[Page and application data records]
=======
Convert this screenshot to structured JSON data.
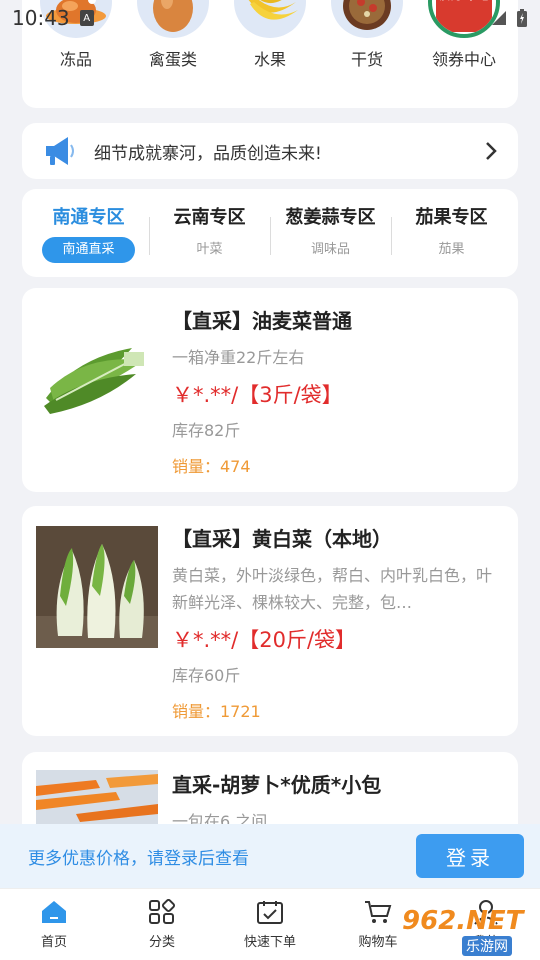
{
  "status_bar": {
    "time": "10:43",
    "indicator": "A"
  },
  "categories": [
    {
      "label": "冻品",
      "icon": "roast-chicken-icon"
    },
    {
      "label": "禽蛋类",
      "icon": "egg-icon"
    },
    {
      "label": "水果",
      "icon": "banana-icon"
    },
    {
      "label": "干货",
      "icon": "dried-goods-icon"
    },
    {
      "label": "领券中心",
      "icon": "coupon-icon",
      "icon_text": "领券中心"
    }
  ],
  "notice": {
    "text": "细节成就寨河，品质创造未来!"
  },
  "zones": [
    {
      "title": "南通专区",
      "sub": "南通直采",
      "active": true
    },
    {
      "title": "云南专区",
      "sub": "叶菜",
      "active": false
    },
    {
      "title": "葱姜蒜专区",
      "sub": "调味品",
      "active": false
    },
    {
      "title": "茄果专区",
      "sub": "茄果",
      "active": false
    }
  ],
  "products": [
    {
      "name": "【直采】油麦菜普通",
      "desc": "一箱净重22斤左右",
      "price": "￥*.**/【3斤/袋】",
      "stock": "库存82斤",
      "sales": "销量：474"
    },
    {
      "name": "【直采】黄白菜（本地）",
      "desc": "黄白菜，外叶淡绿色，帮白、内叶乳白色，叶新鲜光泽、棵株较大、完整，包…",
      "price": "￥*.**/【20斤/袋】",
      "stock": "库存60斤",
      "sales": "销量：1721"
    },
    {
      "name": "直采-胡萝卜*优质*小包",
      "desc": "一包在6.之间"
    }
  ],
  "login_bar": {
    "hint": "更多优惠价格，请登录后查看",
    "button": "登录"
  },
  "nav": [
    {
      "label": "首页",
      "icon": "home-icon",
      "active": true
    },
    {
      "label": "分类",
      "icon": "category-icon"
    },
    {
      "label": "快速下单",
      "icon": "quick-order-icon"
    },
    {
      "label": "购物车",
      "icon": "cart-icon"
    },
    {
      "label": "我的",
      "icon": "profile-icon"
    }
  ],
  "watermark": {
    "text": "962.NET",
    "sub": "乐游网"
  },
  "colors": {
    "accent": "#2f96ea",
    "price": "#e12c2c",
    "sales": "#ef9a37",
    "background": "#f1f2f6"
  }
}
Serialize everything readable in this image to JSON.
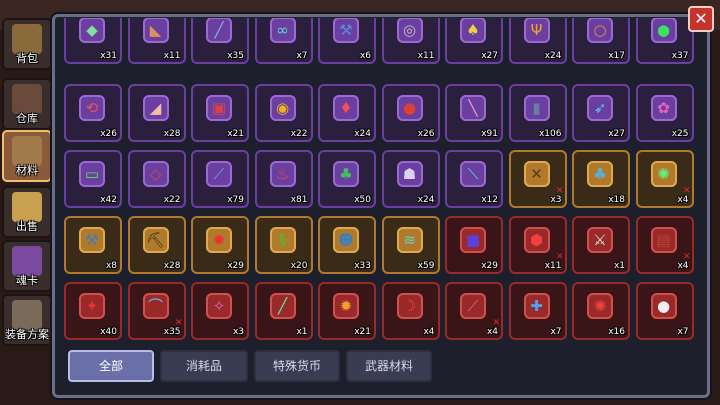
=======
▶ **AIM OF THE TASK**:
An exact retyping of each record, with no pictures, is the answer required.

▶ **REPLY**:
Convert this screenshot to structured JSON data.
{
  "status_bar": {
    "time": "10:43",
    "indicator": "A"
  },
  "categories": [
    {
      "label": "冻品",
      "icon": "roast-chicken-icon"
    },
    {
      "label": "禽蛋类",
      "icon": "egg-icon"
    },
    {
      "label": "水果",
      "icon": "banana-icon"
    },
    {
      "label": "干货",
      "icon": "dried-goods-icon"
    },
    {
      "label": "领券中心",
      "icon": "coupon-icon",
      "icon_text": "领券中心"
    }
  ],
  "notice": {
    "text": "细节成就寨河，品质创造未来!"
  },
  "zones": [
    {
      "title": "南通专区",
      "sub": "南通直采",
      "active": true
    },
    {
      "title": "云南专区",
      "sub": "叶菜",
      "active": false
    },
    {
      "title": "葱姜蒜专区",
      "sub": "调味品",
      "active": false
    },
    {
      "title": "茄果专区",
      "sub": "茄果",
      "active": false
    }
  ],
  "products": [
    {
      "name": "【直采】油麦菜普通",
      "desc": "一箱净重22斤左右",
      "price": "￥*.**/【3斤/袋】",
      "stock": "库存82斤",
      "sales": "销量：474"
    },
    {
      "name": "【直采】黄白菜（本地）",
      "desc": "黄白菜，外叶淡绿色，帮白、内叶乳白色，叶新鲜光泽、棵株较大、完整，包…",
      "price": "￥*.**/【20斤/袋】",
      "stock": "库存60斤",
      "sales": "销量：1721"
    },
    {
      "name": "直采-胡萝卜*优质*小包",
      "desc": "一包在6.之间"
    }
  ],
  "login_bar": {
    "hint": "更多优惠价格，请登录后查看",
    "button": "登录"
  },
  "nav": [
    {
      "label": "首页",
      "icon": "home-icon",
      "active": true
    },
    {
      "label": "分类",
      "icon": "category-icon"
    },
    {
      "label": "快速下单",
      "icon": "quick-order-icon"
    },
    {
      "label": "购物车",
      "icon": "cart-icon"
    },
    {
      "label": "我的",
      "icon": "profile-icon"
    }
  ],
  "watermark": {
    "text": "962.NET",
    "sub": "乐游网"
  },
  "colors": {
    "accent": "#2f96ea",
    "price": "#e12c2c",
    "sales": "#ef9a37",
    "background": "#f1f2f6"
  }
}
Serialize everything readable in this image to JSON.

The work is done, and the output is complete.